:: TASK TO CARRY OUT ::
Every record must appear in your reply exactly as written.

(App and web page records)
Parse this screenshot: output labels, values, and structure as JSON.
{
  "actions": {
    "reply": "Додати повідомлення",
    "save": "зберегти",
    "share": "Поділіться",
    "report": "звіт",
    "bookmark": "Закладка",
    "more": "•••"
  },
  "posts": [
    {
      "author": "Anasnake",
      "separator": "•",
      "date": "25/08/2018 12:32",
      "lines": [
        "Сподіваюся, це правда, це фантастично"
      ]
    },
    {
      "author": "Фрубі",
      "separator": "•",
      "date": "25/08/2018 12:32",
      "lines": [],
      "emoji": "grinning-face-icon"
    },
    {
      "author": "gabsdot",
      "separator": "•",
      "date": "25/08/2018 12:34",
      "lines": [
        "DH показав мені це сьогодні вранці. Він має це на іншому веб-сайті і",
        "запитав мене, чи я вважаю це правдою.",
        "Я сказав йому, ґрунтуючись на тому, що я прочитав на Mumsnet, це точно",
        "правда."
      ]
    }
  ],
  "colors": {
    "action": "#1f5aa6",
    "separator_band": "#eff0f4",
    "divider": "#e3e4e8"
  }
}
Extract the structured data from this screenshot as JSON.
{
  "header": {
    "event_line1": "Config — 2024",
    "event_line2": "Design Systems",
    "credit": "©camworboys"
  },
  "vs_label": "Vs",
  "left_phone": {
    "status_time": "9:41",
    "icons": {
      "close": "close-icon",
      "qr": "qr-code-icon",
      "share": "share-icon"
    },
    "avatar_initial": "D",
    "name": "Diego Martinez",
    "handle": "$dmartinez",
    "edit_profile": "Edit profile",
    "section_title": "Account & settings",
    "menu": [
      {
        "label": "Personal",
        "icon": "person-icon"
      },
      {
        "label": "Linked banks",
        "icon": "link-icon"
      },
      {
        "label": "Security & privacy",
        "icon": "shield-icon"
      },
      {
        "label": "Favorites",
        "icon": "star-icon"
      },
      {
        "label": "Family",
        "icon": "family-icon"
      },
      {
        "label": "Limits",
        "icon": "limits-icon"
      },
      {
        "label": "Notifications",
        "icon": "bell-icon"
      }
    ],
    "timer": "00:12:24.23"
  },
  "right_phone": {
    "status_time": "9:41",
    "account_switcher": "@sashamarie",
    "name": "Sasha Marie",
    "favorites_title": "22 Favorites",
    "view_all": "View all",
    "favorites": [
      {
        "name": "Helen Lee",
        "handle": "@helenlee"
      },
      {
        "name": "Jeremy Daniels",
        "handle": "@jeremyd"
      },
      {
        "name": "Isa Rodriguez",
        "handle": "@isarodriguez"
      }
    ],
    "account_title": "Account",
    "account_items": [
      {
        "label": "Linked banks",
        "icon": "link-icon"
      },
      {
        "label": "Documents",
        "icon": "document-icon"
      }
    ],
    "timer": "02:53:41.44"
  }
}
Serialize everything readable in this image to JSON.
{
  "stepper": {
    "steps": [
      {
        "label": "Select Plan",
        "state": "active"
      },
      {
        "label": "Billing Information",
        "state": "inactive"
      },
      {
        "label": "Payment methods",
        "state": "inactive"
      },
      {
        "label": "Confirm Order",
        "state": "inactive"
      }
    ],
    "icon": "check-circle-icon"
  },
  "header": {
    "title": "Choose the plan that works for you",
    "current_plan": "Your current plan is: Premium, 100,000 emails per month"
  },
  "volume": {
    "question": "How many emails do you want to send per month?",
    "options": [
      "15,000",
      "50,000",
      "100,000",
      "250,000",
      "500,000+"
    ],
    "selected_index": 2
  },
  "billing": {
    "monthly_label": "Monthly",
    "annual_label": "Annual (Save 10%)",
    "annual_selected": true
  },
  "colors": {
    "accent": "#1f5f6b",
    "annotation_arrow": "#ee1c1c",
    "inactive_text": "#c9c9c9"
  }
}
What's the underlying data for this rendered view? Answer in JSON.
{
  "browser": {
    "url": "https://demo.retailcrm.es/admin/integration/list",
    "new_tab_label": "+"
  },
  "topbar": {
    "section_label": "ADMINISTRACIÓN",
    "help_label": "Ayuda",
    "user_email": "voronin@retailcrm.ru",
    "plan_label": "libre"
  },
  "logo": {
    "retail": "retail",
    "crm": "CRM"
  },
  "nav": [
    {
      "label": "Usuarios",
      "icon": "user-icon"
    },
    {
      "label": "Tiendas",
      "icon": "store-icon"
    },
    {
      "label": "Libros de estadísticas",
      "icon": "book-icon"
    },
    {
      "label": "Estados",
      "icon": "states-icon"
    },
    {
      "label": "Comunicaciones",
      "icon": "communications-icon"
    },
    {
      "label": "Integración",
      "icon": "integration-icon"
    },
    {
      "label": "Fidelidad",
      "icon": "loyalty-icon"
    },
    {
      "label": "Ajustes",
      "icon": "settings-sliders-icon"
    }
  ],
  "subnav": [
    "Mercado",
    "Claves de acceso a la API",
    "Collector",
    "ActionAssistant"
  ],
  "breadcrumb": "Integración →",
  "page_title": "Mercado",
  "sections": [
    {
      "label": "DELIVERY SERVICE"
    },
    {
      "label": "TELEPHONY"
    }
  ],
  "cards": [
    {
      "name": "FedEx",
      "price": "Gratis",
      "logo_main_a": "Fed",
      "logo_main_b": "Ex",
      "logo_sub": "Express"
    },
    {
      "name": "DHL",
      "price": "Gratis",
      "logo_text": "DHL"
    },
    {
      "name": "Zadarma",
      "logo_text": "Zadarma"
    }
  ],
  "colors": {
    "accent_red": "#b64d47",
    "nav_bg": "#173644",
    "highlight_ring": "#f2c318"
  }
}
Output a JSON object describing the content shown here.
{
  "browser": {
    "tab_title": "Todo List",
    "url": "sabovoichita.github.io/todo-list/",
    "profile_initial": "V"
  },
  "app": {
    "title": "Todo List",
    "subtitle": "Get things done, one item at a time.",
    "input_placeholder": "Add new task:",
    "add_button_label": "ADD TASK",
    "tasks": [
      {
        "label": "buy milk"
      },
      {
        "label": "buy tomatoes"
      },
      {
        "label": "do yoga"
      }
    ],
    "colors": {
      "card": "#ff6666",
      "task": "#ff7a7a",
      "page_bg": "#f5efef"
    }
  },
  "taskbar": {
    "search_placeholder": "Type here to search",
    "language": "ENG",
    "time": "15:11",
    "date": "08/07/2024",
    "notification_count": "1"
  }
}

:: EXERCISE RESPONSE ::
Parse this screenshot: output labels, values, and structure as JSON.
{
  "actions": {
    "reply": "Додати повідомлення",
    "save": "зберегти",
    "share": "Поділіться",
    "report": "звіт",
    "bookmark": "Закладка",
    "more": "•••"
  },
  "posts": [
    {
      "author": "Anasnake",
      "separator": "•",
      "date": "25/08/2018 12:32",
      "lines": [
        "Сподіваюся, це правда, це фантастично"
      ]
    },
    {
      "author": "Фрубі",
      "separator": "•",
      "date": "25/08/2018 12:32",
      "lines": [],
      "emoji": "grinning-face-icon"
    },
    {
      "author": "gabsdot",
      "separator": "•",
      "date": "25/08/2018 12:34",
      "lines": [
        "DH показав мені це сьогодні вранці. Він має це на іншому веб-сайті і",
        "запитав мене, чи я вважаю це правдою.",
        "Я сказав йому, ґрунтуючись на тому, що я прочитав на Mumsnet, це точно",
        "правда."
      ]
    }
  ],
  "colors": {
    "action": "#1f5aa6",
    "separator_band": "#eff0f4",
    "divider": "#e3e4e8"
  }
}
Extract the structured data from this screenshot as JSON.
{
  "header": {
    "event_line1": "Config — 2024",
    "event_line2": "Design Systems",
    "credit": "©camworboys"
  },
  "vs_label": "Vs",
  "left_phone": {
    "status_time": "9:41",
    "icons": {
      "close": "close-icon",
      "qr": "qr-code-icon",
      "share": "share-icon"
    },
    "avatar_initial": "D",
    "name": "Diego Martinez",
    "handle": "$dmartinez",
    "edit_profile": "Edit profile",
    "section_title": "Account & settings",
    "menu": [
      {
        "label": "Personal",
        "icon": "person-icon"
      },
      {
        "label": "Linked banks",
        "icon": "link-icon"
      },
      {
        "label": "Security & privacy",
        "icon": "shield-icon"
      },
      {
        "label": "Favorites",
        "icon": "star-icon"
      },
      {
        "label": "Family",
        "icon": "family-icon"
      },
      {
        "label": "Limits",
        "icon": "limits-icon"
      },
      {
        "label": "Notifications",
        "icon": "bell-icon"
      }
    ],
    "timer": "00:12:24.23"
  },
  "right_phone": {
    "status_time": "9:41",
    "account_switcher": "@sashamarie",
    "name": "Sasha Marie",
    "favorites_title": "22 Favorites",
    "view_all": "View all",
    "favorites": [
      {
        "name": "Helen Lee",
        "handle": "@helenlee"
      },
      {
        "name": "Jeremy Daniels",
        "handle": "@jeremyd"
      },
      {
        "name": "Isa Rodriguez",
        "handle": "@isarodriguez"
      }
    ],
    "account_title": "Account",
    "account_items": [
      {
        "label": "Linked banks",
        "icon": "link-icon"
      },
      {
        "label": "Documents",
        "icon": "document-icon"
      }
    ],
    "timer": "02:53:41.44"
  }
}
Serialize everything readable in this image to JSON.
{
  "stepper": {
    "steps": [
      {
        "label": "Select Plan",
        "state": "active"
      },
      {
        "label": "Billing Information",
        "state": "inactive"
      },
      {
        "label": "Payment methods",
        "state": "inactive"
      },
      {
        "label": "Confirm Order",
        "state": "inactive"
      }
    ],
    "icon": "check-circle-icon"
  },
  "header": {
    "title": "Choose the plan that works for you",
    "current_plan": "Your current plan is: Premium, 100,000 emails per month"
  },
  "volume": {
    "question": "How many emails do you want to send per month?",
    "options": [
      "15,000",
      "50,000",
      "100,000",
      "250,000",
      "500,000+"
    ],
    "selected_index": 2
  },
  "billing": {
    "monthly_label": "Monthly",
    "annual_label": "Annual (Save 10%)",
    "annual_selected": true
  },
  "colors": {
    "accent": "#1f5f6b",
    "annotation_arrow": "#ee1c1c",
    "inactive_text": "#c9c9c9"
  }
}
What's the underlying data for this rendered view? Answer in JSON.
{
  "browser": {
    "url": "https://demo.retailcrm.es/admin/integration/list",
    "new_tab_label": "+"
  },
  "topbar": {
    "section_label": "ADMINISTRACIÓN",
    "help_label": "Ayuda",
    "user_email": "voronin@retailcrm.ru",
    "plan_label": "libre"
  },
  "logo": {
    "retail": "retail",
    "crm": "CRM"
  },
  "nav": [
    {
      "label": "Usuarios",
      "icon": "user-icon"
    },
    {
      "label": "Tiendas",
      "icon": "store-icon"
    },
    {
      "label": "Libros de estadísticas",
      "icon": "book-icon"
    },
    {
      "label": "Estados",
      "icon": "states-icon"
    },
    {
      "label": "Comunicaciones",
      "icon": "communications-icon"
    },
    {
      "label": "Integración",
      "icon": "integration-icon"
    },
    {
      "label": "Fidelidad",
      "icon": "loyalty-icon"
    },
    {
      "label": "Ajustes",
      "icon": "settings-sliders-icon"
    }
  ],
  "subnav": [
    "Mercado",
    "Claves de acceso a la API",
    "Collector",
    "ActionAssistant"
  ],
  "breadcrumb": "Integración →",
  "page_title": "Mercado",
  "sections": [
    {
      "label": "DELIVERY SERVICE"
    },
    {
      "label": "TELEPHONY"
    }
  ],
  "cards": [
    {
      "name": "FedEx",
      "price": "Gratis",
      "logo_main_a": "Fed",
      "logo_main_b": "Ex",
      "logo_sub": "Express"
    },
    {
      "name": "DHL",
      "price": "Gratis",
      "logo_text": "DHL"
    },
    {
      "name": "Zadarma",
      "logo_text": "Zadarma"
    }
  ],
  "colors": {
    "accent_red": "#b64d47",
    "nav_bg": "#173644",
    "highlight_ring": "#f2c318"
  }
}
Output a JSON object describing the content shown here.
{
  "browser": {
    "tab_title": "Todo List",
    "url": "sabovoichita.github.io/todo-list/",
    "profile_initial": "V"
  },
  "app": {
    "title": "Todo List",
    "subtitle": "Get things done, one item at a time.",
    "input_placeholder": "Add new task:",
    "add_button_label": "ADD TASK",
    "tasks": [
      {
        "label": "buy milk"
      },
      {
        "label": "buy tomatoes"
      },
      {
        "label": "do yoga"
      }
    ],
    "colors": {
      "card": "#ff6666",
      "task": "#ff7a7a",
      "page_bg": "#f5efef"
    }
  },
  "taskbar": {
    "search_placeholder": "Type here to search",
    "language": "ENG",
    "time": "15:11",
    "date": "08/07/2024",
    "notification_count": "1"
  }
}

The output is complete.